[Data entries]
====
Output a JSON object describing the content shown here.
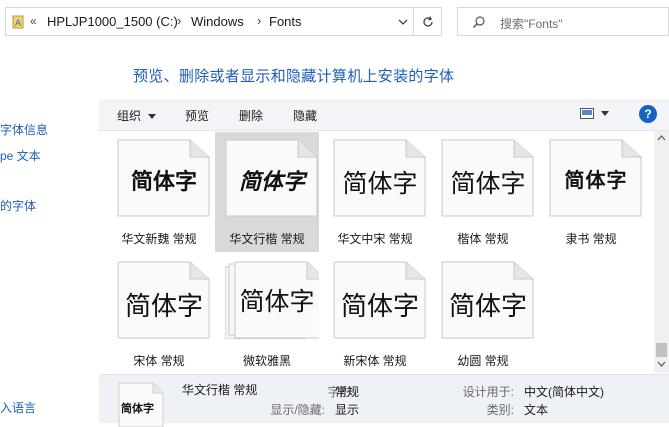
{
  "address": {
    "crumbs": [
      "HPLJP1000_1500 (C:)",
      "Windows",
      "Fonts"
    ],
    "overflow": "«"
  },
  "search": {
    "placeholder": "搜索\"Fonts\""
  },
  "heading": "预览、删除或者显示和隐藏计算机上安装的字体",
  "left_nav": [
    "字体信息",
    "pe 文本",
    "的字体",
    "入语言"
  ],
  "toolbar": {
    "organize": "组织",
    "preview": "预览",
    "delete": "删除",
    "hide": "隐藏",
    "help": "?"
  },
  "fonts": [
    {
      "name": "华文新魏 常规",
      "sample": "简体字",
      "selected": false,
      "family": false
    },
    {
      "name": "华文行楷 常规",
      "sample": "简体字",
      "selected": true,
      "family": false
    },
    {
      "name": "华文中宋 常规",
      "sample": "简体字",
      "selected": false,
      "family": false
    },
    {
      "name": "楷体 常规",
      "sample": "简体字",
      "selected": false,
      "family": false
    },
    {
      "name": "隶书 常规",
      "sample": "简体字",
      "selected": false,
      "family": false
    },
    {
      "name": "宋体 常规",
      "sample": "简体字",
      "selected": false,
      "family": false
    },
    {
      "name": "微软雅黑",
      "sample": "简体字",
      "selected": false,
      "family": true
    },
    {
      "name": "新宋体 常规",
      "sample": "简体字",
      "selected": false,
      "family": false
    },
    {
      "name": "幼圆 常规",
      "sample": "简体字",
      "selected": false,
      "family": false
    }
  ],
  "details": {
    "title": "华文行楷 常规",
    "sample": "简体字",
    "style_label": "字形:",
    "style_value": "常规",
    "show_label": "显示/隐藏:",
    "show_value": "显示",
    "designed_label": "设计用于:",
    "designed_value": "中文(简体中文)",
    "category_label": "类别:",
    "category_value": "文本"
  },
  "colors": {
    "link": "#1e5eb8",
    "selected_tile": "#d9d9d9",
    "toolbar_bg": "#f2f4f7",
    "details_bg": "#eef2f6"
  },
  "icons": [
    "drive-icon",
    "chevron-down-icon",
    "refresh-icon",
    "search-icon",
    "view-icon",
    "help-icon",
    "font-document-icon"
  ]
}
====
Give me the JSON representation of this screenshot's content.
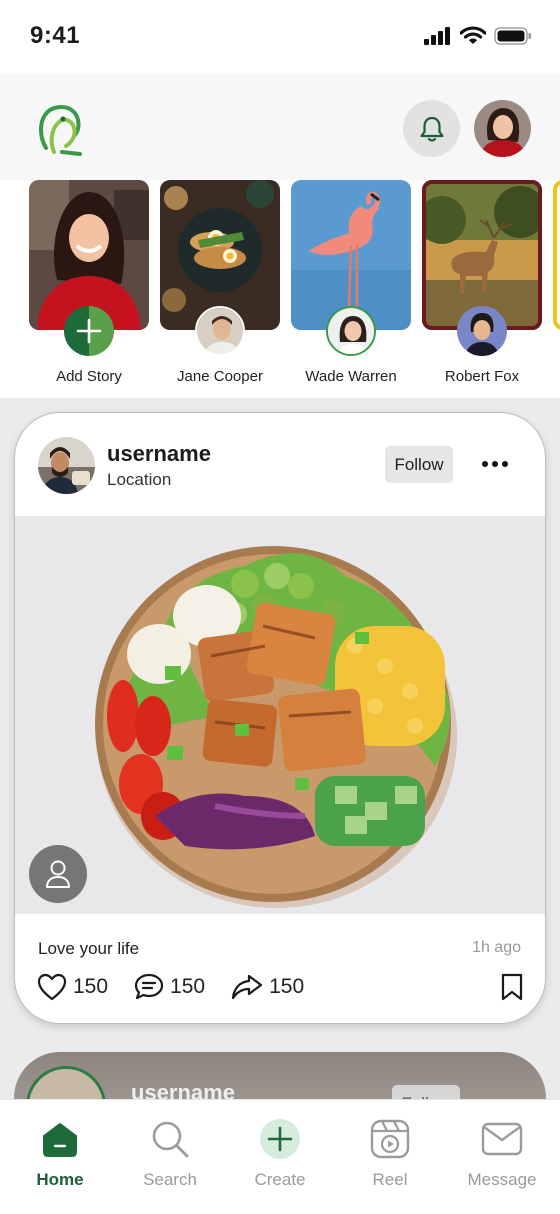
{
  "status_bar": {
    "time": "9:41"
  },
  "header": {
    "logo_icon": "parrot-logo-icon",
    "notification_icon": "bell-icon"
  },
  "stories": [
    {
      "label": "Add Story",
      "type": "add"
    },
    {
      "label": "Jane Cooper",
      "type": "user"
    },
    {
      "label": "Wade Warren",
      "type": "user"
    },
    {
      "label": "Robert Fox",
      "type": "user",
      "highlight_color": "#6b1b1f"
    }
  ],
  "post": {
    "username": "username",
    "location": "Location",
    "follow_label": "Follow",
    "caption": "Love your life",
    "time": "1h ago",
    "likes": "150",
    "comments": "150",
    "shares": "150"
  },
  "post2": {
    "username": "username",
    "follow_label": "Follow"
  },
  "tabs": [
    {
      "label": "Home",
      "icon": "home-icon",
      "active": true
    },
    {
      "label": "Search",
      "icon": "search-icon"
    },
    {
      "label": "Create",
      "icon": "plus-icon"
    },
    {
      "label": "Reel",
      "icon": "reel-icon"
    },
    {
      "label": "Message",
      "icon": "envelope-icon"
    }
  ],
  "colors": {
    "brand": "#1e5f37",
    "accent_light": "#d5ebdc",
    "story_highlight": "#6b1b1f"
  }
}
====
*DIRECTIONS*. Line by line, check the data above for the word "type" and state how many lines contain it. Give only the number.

*PROBLEM SOLUTION*. 4